"I want to live a lifestyle I believe is simpler and of a better quality in a place that I believe has a future, geo-politically, ecologically and in every way.

"I started the group when I was 18 and I'm 31 now. I've not lost my ideals and my dreams during those years. My dreams are very much alive. I'm going to continue with Killing Joke until the day I'm taken away from this existence. I think we play music at a level of intensity that helps people who have experienced a lot of suffering in their lives. There's a level of emotion in Killing Joke that no other group can ever get, and I love it and I believe in it. I want to stay true to that spirit of intensity and innovation and consistency.

"I want to gear everything towards the millennium, the year 2000. If you look at history, it's always a very, very powerful time. I want to capture the changes in my immediate environment within the music that I play."

The changes, it seems, are already beginning to happen.

"Next year is the 10th anniversary of my visit to Iceland with Geordie," says Jaz, rubbing a smudge on his cheek, a remnant of his blackened stage face.

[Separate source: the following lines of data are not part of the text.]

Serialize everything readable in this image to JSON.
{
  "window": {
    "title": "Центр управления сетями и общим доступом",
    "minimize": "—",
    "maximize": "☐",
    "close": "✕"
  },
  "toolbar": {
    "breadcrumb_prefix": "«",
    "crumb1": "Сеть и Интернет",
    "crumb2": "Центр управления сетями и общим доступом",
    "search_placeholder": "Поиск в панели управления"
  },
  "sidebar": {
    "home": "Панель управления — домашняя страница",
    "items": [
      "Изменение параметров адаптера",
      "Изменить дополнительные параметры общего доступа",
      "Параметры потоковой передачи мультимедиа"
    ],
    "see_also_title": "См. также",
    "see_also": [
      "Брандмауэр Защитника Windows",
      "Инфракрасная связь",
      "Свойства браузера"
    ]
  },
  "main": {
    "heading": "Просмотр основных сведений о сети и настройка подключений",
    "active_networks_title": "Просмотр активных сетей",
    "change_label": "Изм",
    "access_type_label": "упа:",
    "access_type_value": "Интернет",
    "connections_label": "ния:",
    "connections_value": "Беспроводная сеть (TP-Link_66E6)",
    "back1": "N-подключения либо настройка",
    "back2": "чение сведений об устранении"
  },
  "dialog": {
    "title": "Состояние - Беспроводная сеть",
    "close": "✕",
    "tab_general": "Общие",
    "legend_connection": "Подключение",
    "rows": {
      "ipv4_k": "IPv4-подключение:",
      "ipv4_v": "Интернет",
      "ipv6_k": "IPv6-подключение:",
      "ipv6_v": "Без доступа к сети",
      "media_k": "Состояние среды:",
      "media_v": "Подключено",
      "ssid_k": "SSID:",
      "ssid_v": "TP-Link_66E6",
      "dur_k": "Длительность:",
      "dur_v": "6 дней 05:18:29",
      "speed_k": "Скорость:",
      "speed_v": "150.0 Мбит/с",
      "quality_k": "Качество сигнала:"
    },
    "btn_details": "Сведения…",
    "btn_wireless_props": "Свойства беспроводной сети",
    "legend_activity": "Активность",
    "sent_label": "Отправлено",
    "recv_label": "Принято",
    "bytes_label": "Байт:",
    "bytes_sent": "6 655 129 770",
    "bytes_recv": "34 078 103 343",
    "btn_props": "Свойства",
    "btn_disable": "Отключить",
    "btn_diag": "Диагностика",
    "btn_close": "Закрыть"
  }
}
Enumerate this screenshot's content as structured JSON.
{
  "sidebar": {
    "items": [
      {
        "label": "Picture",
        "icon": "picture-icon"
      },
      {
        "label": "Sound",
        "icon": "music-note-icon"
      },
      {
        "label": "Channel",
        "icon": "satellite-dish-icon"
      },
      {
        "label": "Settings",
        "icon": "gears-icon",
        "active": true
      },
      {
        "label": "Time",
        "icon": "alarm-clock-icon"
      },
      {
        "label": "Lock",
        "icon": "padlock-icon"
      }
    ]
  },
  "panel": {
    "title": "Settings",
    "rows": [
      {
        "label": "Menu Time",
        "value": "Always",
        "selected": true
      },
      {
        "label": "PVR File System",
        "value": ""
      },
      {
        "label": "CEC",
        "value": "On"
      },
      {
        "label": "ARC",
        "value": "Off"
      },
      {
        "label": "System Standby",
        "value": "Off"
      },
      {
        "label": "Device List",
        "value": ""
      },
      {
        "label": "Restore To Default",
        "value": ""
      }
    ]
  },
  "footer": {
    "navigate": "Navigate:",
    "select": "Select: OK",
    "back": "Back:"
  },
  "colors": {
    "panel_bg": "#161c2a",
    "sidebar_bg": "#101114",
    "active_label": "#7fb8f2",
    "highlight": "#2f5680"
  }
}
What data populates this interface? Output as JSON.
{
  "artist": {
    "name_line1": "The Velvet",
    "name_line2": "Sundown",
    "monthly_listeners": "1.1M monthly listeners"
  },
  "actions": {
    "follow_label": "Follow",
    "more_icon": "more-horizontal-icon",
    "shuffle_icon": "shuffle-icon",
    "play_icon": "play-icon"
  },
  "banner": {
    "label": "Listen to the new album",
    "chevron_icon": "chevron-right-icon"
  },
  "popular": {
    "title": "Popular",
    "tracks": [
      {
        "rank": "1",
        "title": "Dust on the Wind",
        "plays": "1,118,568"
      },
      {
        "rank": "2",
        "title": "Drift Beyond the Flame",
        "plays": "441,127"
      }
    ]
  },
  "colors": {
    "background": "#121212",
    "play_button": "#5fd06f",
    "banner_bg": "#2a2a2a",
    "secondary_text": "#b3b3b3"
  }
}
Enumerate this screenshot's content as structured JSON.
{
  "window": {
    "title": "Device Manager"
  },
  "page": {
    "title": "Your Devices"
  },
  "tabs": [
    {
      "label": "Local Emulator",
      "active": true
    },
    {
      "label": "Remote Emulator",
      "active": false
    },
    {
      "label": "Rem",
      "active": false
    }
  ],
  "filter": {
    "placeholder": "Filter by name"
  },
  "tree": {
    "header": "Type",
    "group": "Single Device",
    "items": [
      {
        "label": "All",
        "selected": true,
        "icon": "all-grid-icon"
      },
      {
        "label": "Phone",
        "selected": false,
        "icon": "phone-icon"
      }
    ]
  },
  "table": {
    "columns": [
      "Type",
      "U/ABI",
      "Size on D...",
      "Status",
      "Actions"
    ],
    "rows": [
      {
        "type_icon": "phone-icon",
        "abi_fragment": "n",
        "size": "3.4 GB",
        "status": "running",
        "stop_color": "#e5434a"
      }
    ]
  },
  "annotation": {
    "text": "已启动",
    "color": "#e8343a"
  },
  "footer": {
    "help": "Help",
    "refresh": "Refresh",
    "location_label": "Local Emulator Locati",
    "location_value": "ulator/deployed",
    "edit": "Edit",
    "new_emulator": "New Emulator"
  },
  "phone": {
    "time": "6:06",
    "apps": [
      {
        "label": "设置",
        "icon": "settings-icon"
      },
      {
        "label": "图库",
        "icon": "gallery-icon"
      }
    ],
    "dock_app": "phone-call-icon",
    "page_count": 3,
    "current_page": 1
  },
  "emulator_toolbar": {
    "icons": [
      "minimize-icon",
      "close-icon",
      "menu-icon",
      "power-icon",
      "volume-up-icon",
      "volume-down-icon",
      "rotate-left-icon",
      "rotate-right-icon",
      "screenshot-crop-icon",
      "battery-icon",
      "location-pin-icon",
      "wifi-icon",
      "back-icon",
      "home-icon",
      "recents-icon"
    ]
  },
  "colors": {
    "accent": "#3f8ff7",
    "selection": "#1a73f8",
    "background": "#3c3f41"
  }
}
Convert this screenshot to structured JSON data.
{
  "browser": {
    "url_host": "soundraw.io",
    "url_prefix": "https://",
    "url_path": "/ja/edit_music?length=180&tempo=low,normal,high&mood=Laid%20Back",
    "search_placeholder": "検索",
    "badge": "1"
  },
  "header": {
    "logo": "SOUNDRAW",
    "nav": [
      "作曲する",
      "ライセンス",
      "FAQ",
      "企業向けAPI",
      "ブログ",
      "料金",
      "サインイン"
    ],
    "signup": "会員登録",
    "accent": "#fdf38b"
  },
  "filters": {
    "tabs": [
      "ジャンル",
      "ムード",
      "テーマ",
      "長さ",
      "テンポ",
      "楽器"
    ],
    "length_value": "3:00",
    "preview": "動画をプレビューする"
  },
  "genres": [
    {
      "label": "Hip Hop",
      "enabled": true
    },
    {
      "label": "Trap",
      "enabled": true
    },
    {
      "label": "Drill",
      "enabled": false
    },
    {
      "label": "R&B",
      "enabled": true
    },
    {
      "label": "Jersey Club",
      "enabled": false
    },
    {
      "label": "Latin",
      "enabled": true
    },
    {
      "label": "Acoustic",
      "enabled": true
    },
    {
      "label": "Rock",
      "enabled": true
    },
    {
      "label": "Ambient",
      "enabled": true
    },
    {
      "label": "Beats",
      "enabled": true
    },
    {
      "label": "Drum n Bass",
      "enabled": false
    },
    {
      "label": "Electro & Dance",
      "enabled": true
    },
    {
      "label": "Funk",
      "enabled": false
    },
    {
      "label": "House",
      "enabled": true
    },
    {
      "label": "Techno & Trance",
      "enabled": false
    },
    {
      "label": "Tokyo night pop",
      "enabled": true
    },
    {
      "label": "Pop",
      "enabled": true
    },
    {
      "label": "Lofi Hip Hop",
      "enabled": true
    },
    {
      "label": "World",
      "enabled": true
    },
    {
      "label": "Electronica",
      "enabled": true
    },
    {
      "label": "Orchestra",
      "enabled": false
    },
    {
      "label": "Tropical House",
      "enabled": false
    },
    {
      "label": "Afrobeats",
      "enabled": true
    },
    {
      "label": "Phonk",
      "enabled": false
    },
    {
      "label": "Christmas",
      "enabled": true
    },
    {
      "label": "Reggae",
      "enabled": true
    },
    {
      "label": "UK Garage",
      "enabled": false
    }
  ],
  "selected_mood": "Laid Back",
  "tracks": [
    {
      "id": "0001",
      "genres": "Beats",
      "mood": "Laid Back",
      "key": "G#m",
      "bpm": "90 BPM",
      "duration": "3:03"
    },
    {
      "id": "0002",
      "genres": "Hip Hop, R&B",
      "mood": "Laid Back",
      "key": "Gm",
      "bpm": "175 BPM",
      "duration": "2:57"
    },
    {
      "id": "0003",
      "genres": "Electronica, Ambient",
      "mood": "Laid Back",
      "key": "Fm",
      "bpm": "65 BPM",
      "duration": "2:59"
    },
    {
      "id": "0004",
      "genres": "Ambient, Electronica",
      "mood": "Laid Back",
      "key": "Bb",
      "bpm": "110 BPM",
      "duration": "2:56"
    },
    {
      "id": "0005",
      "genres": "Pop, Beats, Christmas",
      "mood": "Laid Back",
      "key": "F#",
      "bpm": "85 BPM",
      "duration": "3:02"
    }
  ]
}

"I intend to commemorate the anniversary with a ritual act of emigration to New Zealand."

Jaz, in fact, has already moved his family to New Zealand, owns a part-share in a recording studio in Auckland, and is about to launch his own label, Black Records.

His next step towards the creation of an idyllic paradise is typically perverse.

"My intention is to take Killing Joke to one of the worst horror spots on the globe, an absolute nightmare place, somewhere there's considerable suffering, somewhere that no western band would ever go, to absorb the atmosphere and the ambience, and to record and finish the new album there.

"The most significant Killing Joke LPs have always been done in places where there's a considerable amount of tension. The environment has always affected Killing Joke in the most profound sense. Killing Joke should be right on the edge."

At the same time: "There's a lot that disturbs me about Killing Joke. When our concerts are good, they're like white heat. We've had letters from people who've asked us if they could commit suicide onstage, real screwballs. On a bad day we might say yes ..."

That Jaz Coleman is in a different world from the average pop star, that he pours contempt on traditional ambitions far hit records, swimming pools and Harley Davidsons, gives him all the freedom in the world to carry on making the glorious, radio-hostile racket of Killing Joke in whatever way he chooses.

"Now I want to go so far left-field with music that I'm going to end up right of Genghis Khan," he announces. "I want to keep creating different sounds, and I don't think it ever ends.

"Gold records and what have you ... it's not my cup of tea. It's interesting what individuals do with the capital they make from music. Look at Duran Duran. They're all skint. They'll all be in the dole office next year.

"I've seen people go right to the giddy heights and plummet down lower than anyone can ever imagine. I do feel a bit sorry, cause it tells me they didn't have a dream. The only dream they had was the dream created for them in the rock'n'roll myth. Often it doesn't go beyond the penthouse flat, the beautiful-looking girlfriend, superficially, and the fast car. Then there are all the pressures of sustaining that lifestyle.

"I'm simply trying to exploit the music industry so that I can achieve a better way of life.

"Music pays far my holidays, it pays for my dreams, it pays for the colour in my life, and it has done for almost 14 years now.

"But I don't see it's that important to go out of your way for the acquisition of wealth. You don't take a lot of money with you when you go. When we die, we take f*** all except our memories. Human beings only live 70 years if they're lucky, and it's the quality, not the length, of life that matters.

"For me, the most outstanding achievements of Killing Joke are that we've managed to have a fantastic life, fulfill our dreams, go to places we dreamed about going to, met the most fantastic individuals and had same of the most fantastic moments of our lives through the incredible intensity of the emotion onstage."